- [TASK DESCRIPTION]:
Copy out every record below exactly as written, but leave out any pictures.

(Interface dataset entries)
<<<<

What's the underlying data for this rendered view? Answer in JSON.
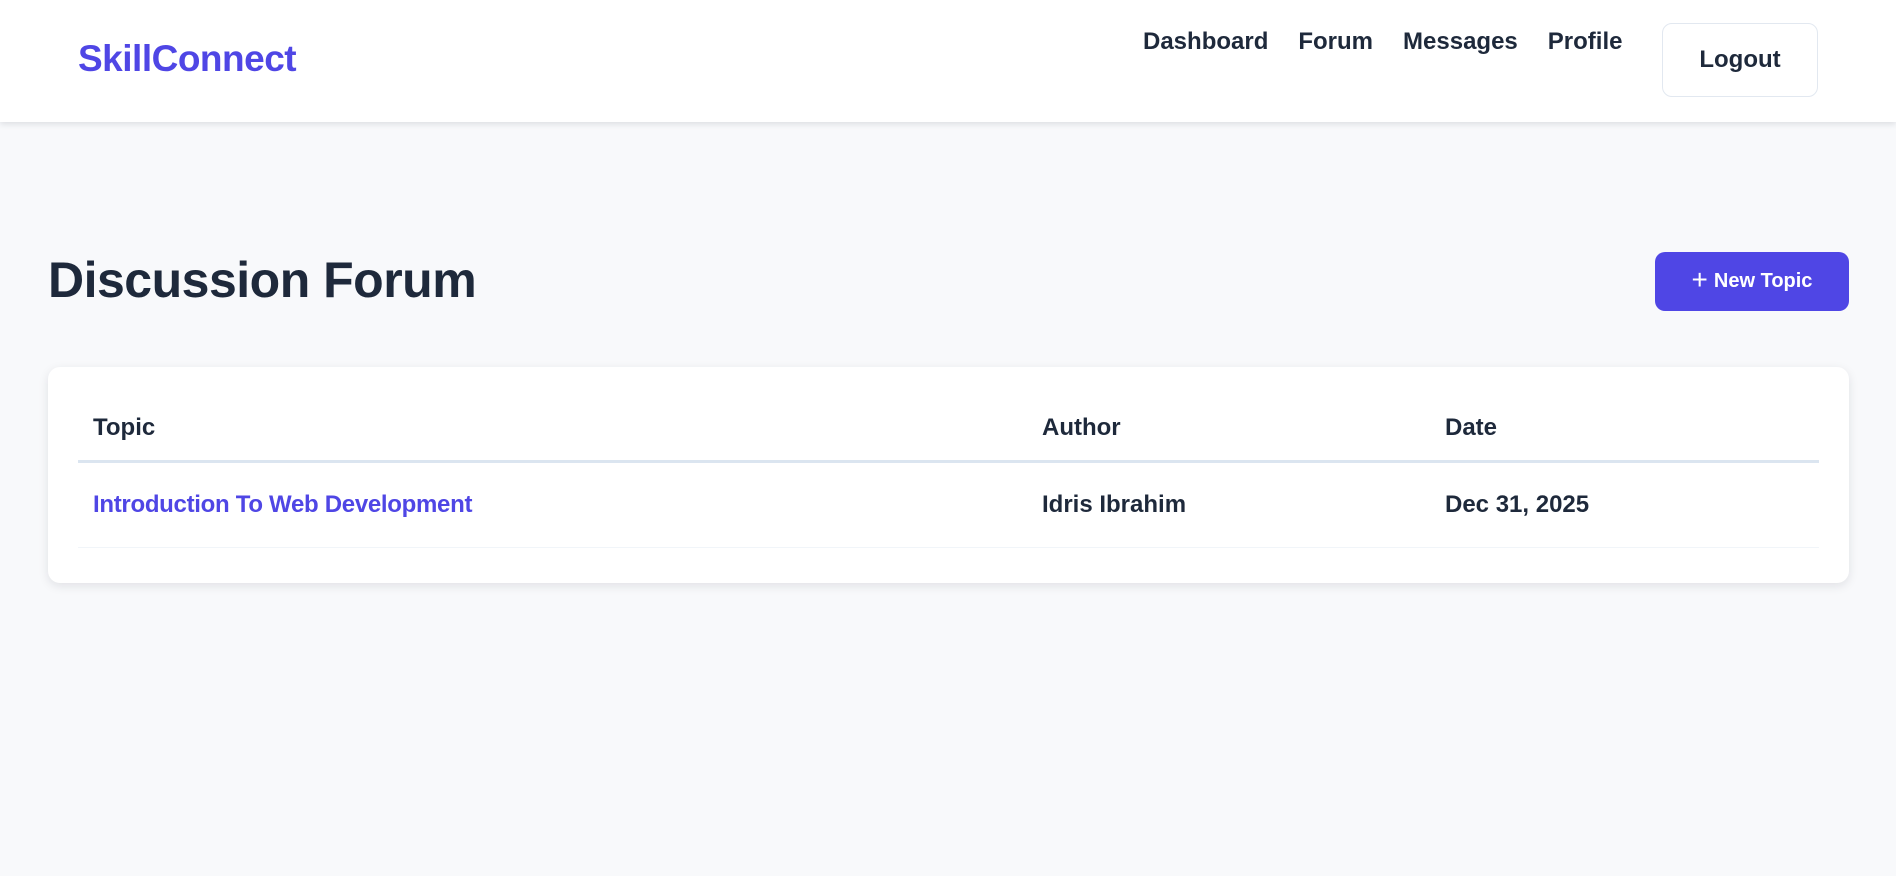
{
  "header": {
    "brand": "SkillConnect",
    "nav": [
      {
        "label": "Dashboard"
      },
      {
        "label": "Forum"
      },
      {
        "label": "Messages"
      },
      {
        "label": "Profile"
      }
    ],
    "logout_label": "Logout"
  },
  "main": {
    "title": "Discussion Forum",
    "new_topic_label": "New Topic",
    "new_topic_icon": "plus-icon",
    "table": {
      "columns": [
        "Topic",
        "Author",
        "Date"
      ],
      "rows": [
        {
          "topic": "Introduction To Web Development",
          "author": "Idris Ibrahim",
          "date": "Dec 31, 2025"
        }
      ]
    }
  },
  "colors": {
    "accent": "#4f46e5",
    "text": "#1e293b",
    "background": "#f8f9fb"
  }
}
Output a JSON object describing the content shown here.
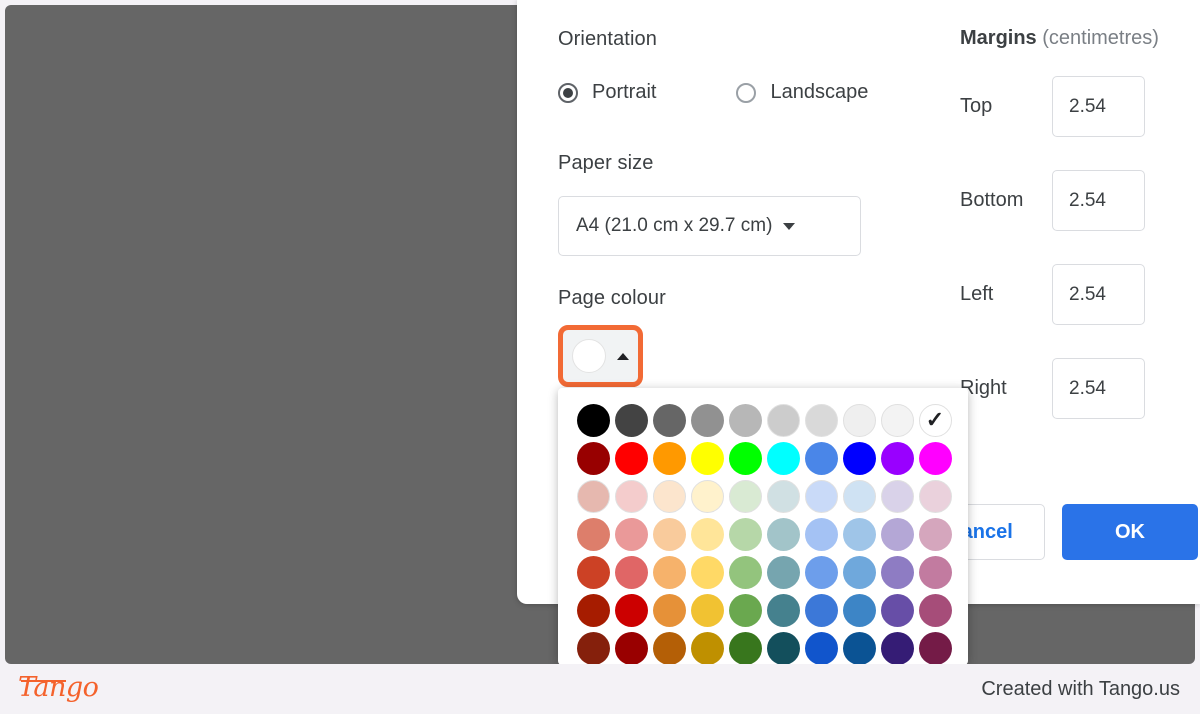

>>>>

- [WORKED SOLUTION]:
What's the underlying data for this rendered view? Answer in JSON.
{
  "header": {
    "brand": "SkillConnect",
    "nav": [
      {
        "label": "Dashboard"
      },
      {
        "label": "Forum"
      },
      {
        "label": "Messages"
      },
      {
        "label": "Profile"
      }
    ],
    "logout_label": "Logout"
  },
  "main": {
    "title": "Discussion Forum",
    "new_topic_label": "New Topic",
    "new_topic_icon": "plus-icon",
    "table": {
      "columns": [
        "Topic",
        "Author",
        "Date"
      ],
      "rows": [
        {
          "topic": "Introduction To Web Development",
          "author": "Idris Ibrahim",
          "date": "Dec 31, 2025"
        }
      ]
    }
  },
  "colors": {
    "accent": "#4f46e5",
    "text": "#1e293b",
    "background": "#f8f9fb"
  }
}
Output a JSON object describing the content shown here.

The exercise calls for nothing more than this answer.